As Morocco marks Down Syndrome Day, 25-year-old Nassim Gryech’s inspiring journey showcases the transformational promise of social inclusion.
Miami – March 21st was officially declared by the United Nations in 2012 to be the international awareness day for Down syndrome, as individuals with Down syndrome have three copies of chromosome 21 (trisomy), instead of two.
In an effort to raise awareness of both this day, and the importance of integrating people with intellectual disabilities into society, Moroccan associations and individuals throughout the country have shown tremendous effort in working towards an all-inclusive society.
As it stands, the integration of individuals with Down syndrome in Morocco is challenged by social stigmas. Individuals with intellectual disabilities in Morocco often, find themselves marginalized and alienated in a society that sets predetermined notions about their social and mental capabilities.
Organizations such as ANAIS, the national association for the integration of people with mental disabilities in Casablanca, recently launched a new community project during the COVID-19 pandemic in hope of promoting equality for individuals with Down syndrome.
On December 3rd, 2020, ANAIS publicly announced the opening of the first cafe in Casablanca which offers pastries made by students with Down syndrome. In partnership with BHF Atlas peintures and La Buvette du Maroc, ANAIS was successfully able to launch the project called “Le Coin Anais”.
“‘Le Coin Anais’, is a venue that will offer unprecedented solutions to the problem of exclusion of young people with mental disabilities in the job market. It will do so by putting them in a real employment environment and by allowing them to attain a sense of autonomy and socio-professional integration” said Latifa Arsalane, the head of the Communications and Fundraising Department at ANAIS.
This innovative, community project aims to demonstrate that, with the rightfully allocated resources and suitable training, individuals with Down syndrome are able to work in roles with the same expected standards as any other employee in society.
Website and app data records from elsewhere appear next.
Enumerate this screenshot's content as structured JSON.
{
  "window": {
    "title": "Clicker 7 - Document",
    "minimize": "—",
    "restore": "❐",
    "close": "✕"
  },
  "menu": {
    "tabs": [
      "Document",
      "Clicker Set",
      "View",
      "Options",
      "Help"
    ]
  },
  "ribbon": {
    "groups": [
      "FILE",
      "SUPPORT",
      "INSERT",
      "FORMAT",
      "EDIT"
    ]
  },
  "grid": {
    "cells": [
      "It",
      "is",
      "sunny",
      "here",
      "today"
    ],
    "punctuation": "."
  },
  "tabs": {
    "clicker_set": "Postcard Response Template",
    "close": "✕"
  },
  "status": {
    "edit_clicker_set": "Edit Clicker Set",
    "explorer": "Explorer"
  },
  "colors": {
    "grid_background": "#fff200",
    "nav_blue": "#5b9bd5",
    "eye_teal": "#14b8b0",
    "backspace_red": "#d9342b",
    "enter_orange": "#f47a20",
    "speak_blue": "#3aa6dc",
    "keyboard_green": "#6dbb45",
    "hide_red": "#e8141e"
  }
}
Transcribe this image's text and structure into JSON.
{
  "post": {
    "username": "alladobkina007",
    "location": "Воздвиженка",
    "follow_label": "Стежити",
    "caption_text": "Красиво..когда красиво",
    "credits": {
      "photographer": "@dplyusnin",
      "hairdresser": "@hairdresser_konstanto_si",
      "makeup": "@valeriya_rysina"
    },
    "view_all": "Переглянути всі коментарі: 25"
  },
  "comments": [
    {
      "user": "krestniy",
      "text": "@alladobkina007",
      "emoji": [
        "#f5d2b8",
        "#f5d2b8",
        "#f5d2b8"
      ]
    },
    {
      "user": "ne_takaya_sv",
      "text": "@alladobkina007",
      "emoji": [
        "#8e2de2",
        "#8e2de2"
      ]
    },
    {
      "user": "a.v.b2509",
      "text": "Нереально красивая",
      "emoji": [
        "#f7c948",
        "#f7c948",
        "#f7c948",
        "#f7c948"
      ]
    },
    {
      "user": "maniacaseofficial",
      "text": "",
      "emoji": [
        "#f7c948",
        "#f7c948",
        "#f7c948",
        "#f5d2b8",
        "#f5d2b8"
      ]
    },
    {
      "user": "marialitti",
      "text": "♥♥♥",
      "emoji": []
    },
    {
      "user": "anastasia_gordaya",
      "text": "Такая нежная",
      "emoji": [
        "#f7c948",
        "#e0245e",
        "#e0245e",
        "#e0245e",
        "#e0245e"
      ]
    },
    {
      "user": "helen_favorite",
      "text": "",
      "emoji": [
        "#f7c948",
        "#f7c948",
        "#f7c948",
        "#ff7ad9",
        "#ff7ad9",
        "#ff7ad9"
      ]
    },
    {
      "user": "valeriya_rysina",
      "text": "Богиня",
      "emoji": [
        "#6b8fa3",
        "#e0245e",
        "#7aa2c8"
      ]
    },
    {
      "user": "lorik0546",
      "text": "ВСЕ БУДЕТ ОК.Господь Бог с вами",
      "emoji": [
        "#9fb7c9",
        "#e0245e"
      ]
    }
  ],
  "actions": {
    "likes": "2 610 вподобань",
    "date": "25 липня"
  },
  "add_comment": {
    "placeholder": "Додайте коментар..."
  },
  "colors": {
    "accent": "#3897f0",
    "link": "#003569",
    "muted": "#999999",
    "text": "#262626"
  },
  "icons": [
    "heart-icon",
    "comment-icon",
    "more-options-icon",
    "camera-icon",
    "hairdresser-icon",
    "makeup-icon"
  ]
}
An hour away in the capital city of Rabat, 25-year-old Nassim Gryech, a Moroccan man with Down syndrome is taking matters into his own hands.
From spending hours in his home studio painting to coaching elementary students, Gryech has set his own goals in the battle for equity and to redefine the meaning of an inclusive society.
After being expelled from a public school in Rabat in 2008 due to “his condition, crumpling up his envisioned path towards attaining a normal education,” Ihsane Greych, his sister, told Morocco World News, Gryech did not let that unfortunate event hold him back and subsequently set to join a more accepting community––AMSAT.
AMSAT, the Moroccan Association of Support and Assistance for People with Down syndrome in Rabat, provided Gryech with a welcoming and comfortable atmosphere, encouraging him to explore his hobbies and enhance his social skills. There he was able to take part in one of the country’s most applauded projects set to promote the inclusion of kids with Down syndrome––ASMAT Restaurant, a restaurant managed by individuals with intellectual disabilities.
Today, Gryech is a talented, social, and intellectual man who takes great pleasure in painting and helping others to learn how to do so. He uses his talent to show those around him that “given the right tools no one is a burden in this society” his sister explained.
At the start of the pandemic, when social distancing and isolations were alien practices to the world and many were left unsure of how to deal with such uncertainties, Gryech redirected his quarantine-induced anxiety towards painting. “This,” his sister described, “is what kept him going through those uncertain times.”
His unique artwork makes use of warm colors, delicate brush strokes, and a mixture of both geometric and circular shapes––inducing a cheerful and lively atmosphere. Gryech first started taking art lessons in 2011 and became an independent artist in 2018.
On March 13th, 2021, Special Olympics Morocco invited Gryech to host art workshops for elementary kids where he instructed students on the basic skills and techniques used in painting.
In line with the vision to promote the integration of individuals with intellectual disabilities, Special Olympics Morocco launched the “Lead to Include” initiative, giving opportunities to talented individuals like Nassim Gryech to give back to their communities and most importantly contribute towards building a more inclusive society.
Evidently, initiatives like these mark a major milestone for the country in its agenda to promote inclusivity and equity among all its citizens. It further contributes to raising awareness about Down syndrome and the professional integration of people with disabilities––laying the carpet for Moroccan citizens to take a closer step towards adopting a more inclusive lens through which they approach societal standards.